#### Exercise objective
Exact copy, no pictures: return all the records as they stand.

#### Given records
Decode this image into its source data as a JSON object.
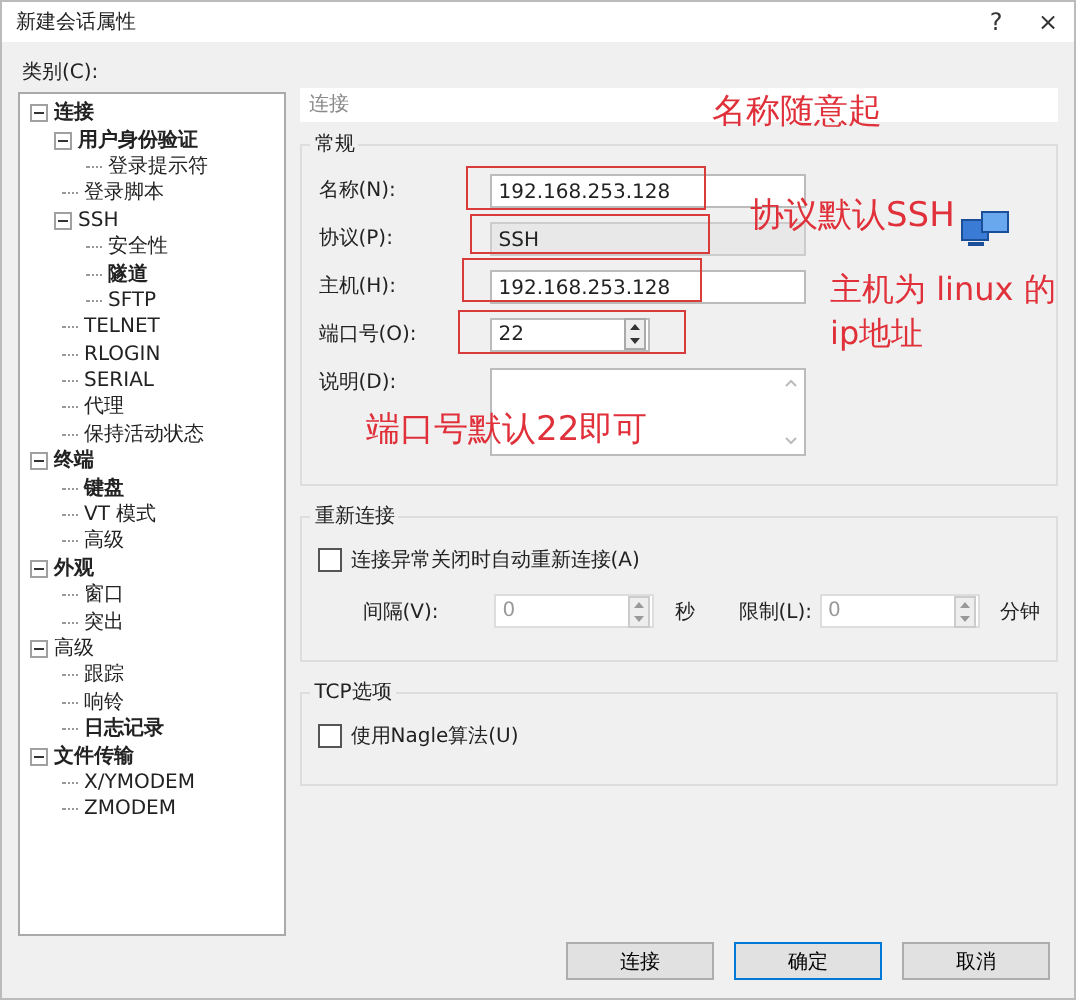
{
  "window": {
    "title": "新建会话属性",
    "help_button": "?",
    "close_button": "×"
  },
  "category_label": "类别(C):",
  "tree": [
    {
      "label": "连接",
      "bold": true,
      "expanded": true,
      "children": [
        {
          "label": "用户身份验证",
          "bold": true,
          "expanded": true,
          "children": [
            {
              "label": "登录提示符",
              "bold": false
            }
          ]
        },
        {
          "label": "登录脚本",
          "bold": false
        },
        {
          "label": "SSH",
          "bold": false,
          "expanded": true,
          "children": [
            {
              "label": "安全性",
              "bold": false
            },
            {
              "label": "隧道",
              "bold": true
            },
            {
              "label": "SFTP",
              "bold": false
            }
          ]
        },
        {
          "label": "TELNET",
          "bold": false
        },
        {
          "label": "RLOGIN",
          "bold": false
        },
        {
          "label": "SERIAL",
          "bold": false
        },
        {
          "label": "代理",
          "bold": false
        },
        {
          "label": "保持活动状态",
          "bold": false
        }
      ]
    },
    {
      "label": "终端",
      "bold": true,
      "expanded": true,
      "children": [
        {
          "label": "键盘",
          "bold": true
        },
        {
          "label": "VT 模式",
          "bold": false
        },
        {
          "label": "高级",
          "bold": false
        }
      ]
    },
    {
      "label": "外观",
      "bold": true,
      "expanded": true,
      "children": [
        {
          "label": "窗口",
          "bold": false
        },
        {
          "label": "突出",
          "bold": false
        }
      ]
    },
    {
      "label": "高级",
      "bold": false,
      "expanded": true,
      "children": [
        {
          "label": "跟踪",
          "bold": false
        },
        {
          "label": "响铃",
          "bold": false
        },
        {
          "label": "日志记录",
          "bold": true
        }
      ]
    },
    {
      "label": "文件传输",
      "bold": true,
      "expanded": true,
      "children": [
        {
          "label": "X/YMODEM",
          "bold": false
        },
        {
          "label": "ZMODEM",
          "bold": false
        }
      ]
    }
  ],
  "page_title": "连接",
  "general": {
    "title": "常规",
    "fields": [
      {
        "kind": "text",
        "label": "名称(N):",
        "value": "192.168.253.128",
        "highlighted": true
      },
      {
        "kind": "select",
        "label": "协议(P):",
        "value": "SSH",
        "highlighted": true
      },
      {
        "kind": "text",
        "label": "主机(H):",
        "value": "192.168.253.128",
        "highlighted": true
      },
      {
        "kind": "spin",
        "label": "端口号(O):",
        "value": "22",
        "highlighted": true
      },
      {
        "kind": "textarea",
        "label": "说明(D):",
        "highlighted": false
      }
    ]
  },
  "reconnect": {
    "title": "重新连接",
    "checkbox": {
      "label": "连接异常关闭时自动重新连接(A)",
      "checked": false
    },
    "interval": {
      "label": "间隔(V):",
      "value": "0",
      "unit": "秒",
      "disabled": true
    },
    "limit": {
      "label": "限制(L):",
      "value": "0",
      "unit": "分钟",
      "disabled": true
    }
  },
  "tcp": {
    "title": "TCP选项",
    "checkbox": {
      "label": "使用Nagle算法(U)",
      "checked": false
    }
  },
  "buttons": [
    {
      "label": "连接",
      "default": false
    },
    {
      "label": "确定",
      "default": true
    },
    {
      "label": "取消",
      "default": false
    }
  ],
  "annotations": [
    {
      "text": "名称随意起"
    },
    {
      "text": "协议默认SSH"
    },
    {
      "text": "主机为 linux 的 ip地址"
    },
    {
      "text": "端口号默认22即可"
    }
  ]
}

#### Solved problem
Decode this image into its source data as a JSON object.
{
  "window": {
    "title": "新建会话属性",
    "help_button": "?",
    "close_button": "×"
  },
  "category_label": "类别(C):",
  "tree": [
    {
      "label": "连接",
      "bold": true,
      "expanded": true,
      "children": [
        {
          "label": "用户身份验证",
          "bold": true,
          "expanded": true,
          "children": [
            {
              "label": "登录提示符",
              "bold": false
            }
          ]
        },
        {
          "label": "登录脚本",
          "bold": false
        },
        {
          "label": "SSH",
          "bold": false,
          "expanded": true,
          "children": [
            {
              "label": "安全性",
              "bold": false
            },
            {
              "label": "隧道",
              "bold": true
            },
            {
              "label": "SFTP",
              "bold": false
            }
          ]
        },
        {
          "label": "TELNET",
          "bold": false
        },
        {
          "label": "RLOGIN",
          "bold": false
        },
        {
          "label": "SERIAL",
          "bold": false
        },
        {
          "label": "代理",
          "bold": false
        },
        {
          "label": "保持活动状态",
          "bold": false
        }
      ]
    },
    {
      "label": "终端",
      "bold": true,
      "expanded": true,
      "children": [
        {
          "label": "键盘",
          "bold": true
        },
        {
          "label": "VT 模式",
          "bold": false
        },
        {
          "label": "高级",
          "bold": false
        }
      ]
    },
    {
      "label": "外观",
      "bold": true,
      "expanded": true,
      "children": [
        {
          "label": "窗口",
          "bold": false
        },
        {
          "label": "突出",
          "bold": false
        }
      ]
    },
    {
      "label": "高级",
      "bold": false,
      "expanded": true,
      "children": [
        {
          "label": "跟踪",
          "bold": false
        },
        {
          "label": "响铃",
          "bold": false
        },
        {
          "label": "日志记录",
          "bold": true
        }
      ]
    },
    {
      "label": "文件传输",
      "bold": true,
      "expanded": true,
      "children": [
        {
          "label": "X/YMODEM",
          "bold": false
        },
        {
          "label": "ZMODEM",
          "bold": false
        }
      ]
    }
  ],
  "page_title": "连接",
  "general": {
    "title": "常规",
    "fields": [
      {
        "kind": "text",
        "label": "名称(N):",
        "value": "192.168.253.128",
        "highlighted": true
      },
      {
        "kind": "select",
        "label": "协议(P):",
        "value": "SSH",
        "highlighted": true
      },
      {
        "kind": "text",
        "label": "主机(H):",
        "value": "192.168.253.128",
        "highlighted": true
      },
      {
        "kind": "spin",
        "label": "端口号(O):",
        "value": "22",
        "highlighted": true
      },
      {
        "kind": "textarea",
        "label": "说明(D):",
        "highlighted": false
      }
    ]
  },
  "reconnect": {
    "title": "重新连接",
    "checkbox": {
      "label": "连接异常关闭时自动重新连接(A)",
      "checked": false
    },
    "interval": {
      "label": "间隔(V):",
      "value": "0",
      "unit": "秒",
      "disabled": true
    },
    "limit": {
      "label": "限制(L):",
      "value": "0",
      "unit": "分钟",
      "disabled": true
    }
  },
  "tcp": {
    "title": "TCP选项",
    "checkbox": {
      "label": "使用Nagle算法(U)",
      "checked": false
    }
  },
  "buttons": [
    {
      "label": "连接",
      "default": false
    },
    {
      "label": "确定",
      "default": true
    },
    {
      "label": "取消",
      "default": false
    }
  ],
  "annotations": [
    {
      "text": "名称随意起"
    },
    {
      "text": "协议默认SSH"
    },
    {
      "text": "主机为 linux 的 ip地址"
    },
    {
      "text": "端口号默认22即可"
    }
  ]
}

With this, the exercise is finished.